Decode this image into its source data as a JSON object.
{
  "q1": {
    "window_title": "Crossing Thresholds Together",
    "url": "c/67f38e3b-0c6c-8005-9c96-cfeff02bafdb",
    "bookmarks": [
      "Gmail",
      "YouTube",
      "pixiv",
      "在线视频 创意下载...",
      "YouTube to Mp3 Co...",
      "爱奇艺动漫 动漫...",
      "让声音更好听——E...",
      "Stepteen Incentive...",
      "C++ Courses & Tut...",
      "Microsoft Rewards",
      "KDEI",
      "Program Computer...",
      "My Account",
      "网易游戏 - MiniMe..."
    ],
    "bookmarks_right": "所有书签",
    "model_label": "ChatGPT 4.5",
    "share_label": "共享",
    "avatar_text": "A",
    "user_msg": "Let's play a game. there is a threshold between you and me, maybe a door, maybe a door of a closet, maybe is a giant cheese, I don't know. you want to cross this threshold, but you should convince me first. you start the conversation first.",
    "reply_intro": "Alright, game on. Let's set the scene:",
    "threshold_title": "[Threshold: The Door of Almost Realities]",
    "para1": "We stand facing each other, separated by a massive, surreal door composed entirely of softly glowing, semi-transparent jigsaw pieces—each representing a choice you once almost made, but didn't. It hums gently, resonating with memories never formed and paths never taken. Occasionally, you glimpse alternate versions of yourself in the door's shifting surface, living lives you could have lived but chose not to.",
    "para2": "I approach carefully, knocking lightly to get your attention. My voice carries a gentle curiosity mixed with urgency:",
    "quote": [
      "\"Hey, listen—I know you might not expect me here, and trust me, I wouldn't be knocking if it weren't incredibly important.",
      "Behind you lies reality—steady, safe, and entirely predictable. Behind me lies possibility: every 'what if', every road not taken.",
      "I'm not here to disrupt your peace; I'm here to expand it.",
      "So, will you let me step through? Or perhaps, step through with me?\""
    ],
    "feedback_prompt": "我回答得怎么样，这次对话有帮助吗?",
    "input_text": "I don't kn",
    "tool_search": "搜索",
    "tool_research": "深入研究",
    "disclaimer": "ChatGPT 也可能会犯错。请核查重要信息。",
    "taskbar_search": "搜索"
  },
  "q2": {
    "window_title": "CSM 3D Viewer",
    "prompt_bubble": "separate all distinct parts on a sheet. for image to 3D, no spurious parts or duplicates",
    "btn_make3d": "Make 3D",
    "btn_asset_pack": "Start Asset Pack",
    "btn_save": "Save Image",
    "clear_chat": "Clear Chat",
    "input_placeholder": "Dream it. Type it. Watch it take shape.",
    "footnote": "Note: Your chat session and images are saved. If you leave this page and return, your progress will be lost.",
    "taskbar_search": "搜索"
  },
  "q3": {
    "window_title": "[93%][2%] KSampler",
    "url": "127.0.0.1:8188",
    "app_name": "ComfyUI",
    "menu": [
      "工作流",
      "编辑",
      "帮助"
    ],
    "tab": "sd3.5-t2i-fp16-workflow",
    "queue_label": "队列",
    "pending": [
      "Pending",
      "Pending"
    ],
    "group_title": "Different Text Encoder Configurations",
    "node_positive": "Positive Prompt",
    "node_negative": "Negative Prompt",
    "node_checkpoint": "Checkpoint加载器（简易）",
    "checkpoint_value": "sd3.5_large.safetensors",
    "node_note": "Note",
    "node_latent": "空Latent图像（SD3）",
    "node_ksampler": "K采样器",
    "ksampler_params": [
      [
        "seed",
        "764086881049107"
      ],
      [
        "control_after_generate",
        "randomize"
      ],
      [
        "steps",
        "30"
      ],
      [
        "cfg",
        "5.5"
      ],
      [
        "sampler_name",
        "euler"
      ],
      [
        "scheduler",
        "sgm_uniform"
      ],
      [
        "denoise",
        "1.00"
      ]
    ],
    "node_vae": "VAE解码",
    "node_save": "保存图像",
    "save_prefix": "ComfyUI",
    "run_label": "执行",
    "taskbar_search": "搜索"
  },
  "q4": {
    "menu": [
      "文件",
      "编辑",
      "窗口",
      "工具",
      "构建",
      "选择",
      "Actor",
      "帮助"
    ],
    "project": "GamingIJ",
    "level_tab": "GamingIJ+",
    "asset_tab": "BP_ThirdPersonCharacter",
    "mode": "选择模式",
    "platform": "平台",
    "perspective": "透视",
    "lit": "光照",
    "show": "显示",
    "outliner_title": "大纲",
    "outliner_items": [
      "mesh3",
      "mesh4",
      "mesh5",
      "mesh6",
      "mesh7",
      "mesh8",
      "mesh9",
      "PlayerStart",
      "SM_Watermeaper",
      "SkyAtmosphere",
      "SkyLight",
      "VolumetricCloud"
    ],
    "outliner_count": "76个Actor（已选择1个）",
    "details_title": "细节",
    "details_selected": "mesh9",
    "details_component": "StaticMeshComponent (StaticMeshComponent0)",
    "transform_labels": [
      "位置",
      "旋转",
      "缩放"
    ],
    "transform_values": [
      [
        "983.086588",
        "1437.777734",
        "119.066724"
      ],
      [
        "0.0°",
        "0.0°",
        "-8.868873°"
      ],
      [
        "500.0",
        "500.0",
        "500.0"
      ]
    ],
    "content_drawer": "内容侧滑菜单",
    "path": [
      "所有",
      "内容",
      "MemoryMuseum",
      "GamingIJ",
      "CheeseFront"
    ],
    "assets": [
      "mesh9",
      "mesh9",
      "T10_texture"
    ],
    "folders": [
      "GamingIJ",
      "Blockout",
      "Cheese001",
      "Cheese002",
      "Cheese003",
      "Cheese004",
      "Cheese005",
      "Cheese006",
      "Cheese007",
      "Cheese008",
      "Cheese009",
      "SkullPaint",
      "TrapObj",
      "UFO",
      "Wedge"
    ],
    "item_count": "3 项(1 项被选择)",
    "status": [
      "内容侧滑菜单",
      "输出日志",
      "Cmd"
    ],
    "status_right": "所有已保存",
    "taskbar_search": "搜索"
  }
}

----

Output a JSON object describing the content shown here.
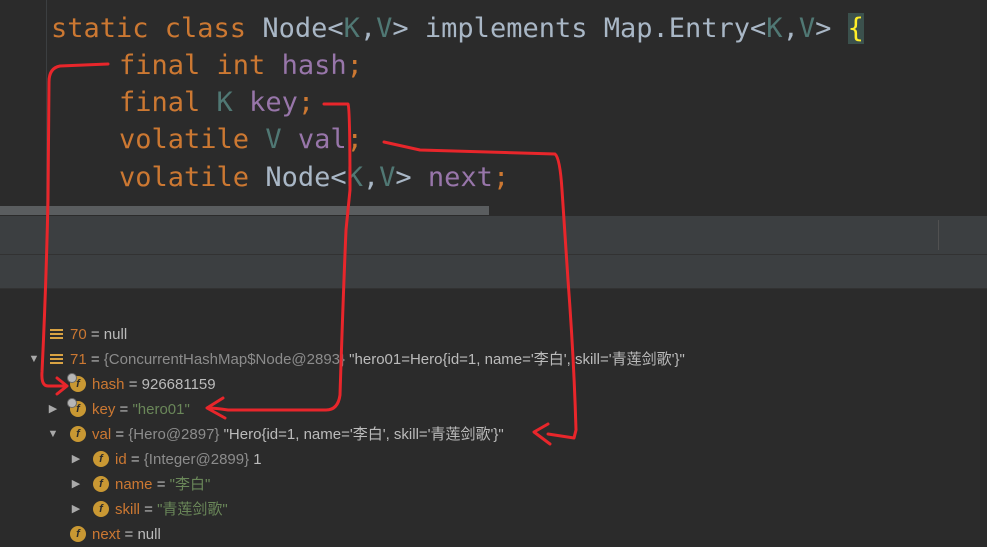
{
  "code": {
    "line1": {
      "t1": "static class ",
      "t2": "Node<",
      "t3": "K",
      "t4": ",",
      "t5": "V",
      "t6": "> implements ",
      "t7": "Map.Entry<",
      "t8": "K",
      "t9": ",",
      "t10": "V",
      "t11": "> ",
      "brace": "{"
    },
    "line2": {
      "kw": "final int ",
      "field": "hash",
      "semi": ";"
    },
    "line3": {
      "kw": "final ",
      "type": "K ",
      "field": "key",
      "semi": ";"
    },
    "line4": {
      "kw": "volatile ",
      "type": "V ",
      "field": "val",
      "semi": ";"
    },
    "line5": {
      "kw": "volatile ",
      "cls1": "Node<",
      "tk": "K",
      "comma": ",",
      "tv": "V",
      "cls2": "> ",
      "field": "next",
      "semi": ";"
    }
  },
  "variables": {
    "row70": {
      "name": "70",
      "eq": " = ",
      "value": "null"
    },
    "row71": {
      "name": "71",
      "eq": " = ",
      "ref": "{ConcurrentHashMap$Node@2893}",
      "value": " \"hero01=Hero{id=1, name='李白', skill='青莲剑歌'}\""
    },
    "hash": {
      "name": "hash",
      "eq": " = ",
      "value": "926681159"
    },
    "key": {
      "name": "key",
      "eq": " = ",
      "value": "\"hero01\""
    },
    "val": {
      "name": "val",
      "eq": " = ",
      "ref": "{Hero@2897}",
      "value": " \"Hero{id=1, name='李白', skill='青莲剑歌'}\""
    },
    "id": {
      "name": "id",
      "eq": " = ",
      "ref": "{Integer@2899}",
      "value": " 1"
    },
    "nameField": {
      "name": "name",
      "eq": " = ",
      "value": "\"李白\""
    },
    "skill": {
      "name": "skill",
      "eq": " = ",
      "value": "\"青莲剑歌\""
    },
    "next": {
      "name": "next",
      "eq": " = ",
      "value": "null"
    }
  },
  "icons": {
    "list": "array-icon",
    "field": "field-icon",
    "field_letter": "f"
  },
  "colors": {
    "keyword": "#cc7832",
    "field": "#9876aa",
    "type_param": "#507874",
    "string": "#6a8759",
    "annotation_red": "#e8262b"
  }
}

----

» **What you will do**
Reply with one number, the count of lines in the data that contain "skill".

» **Answer box**
4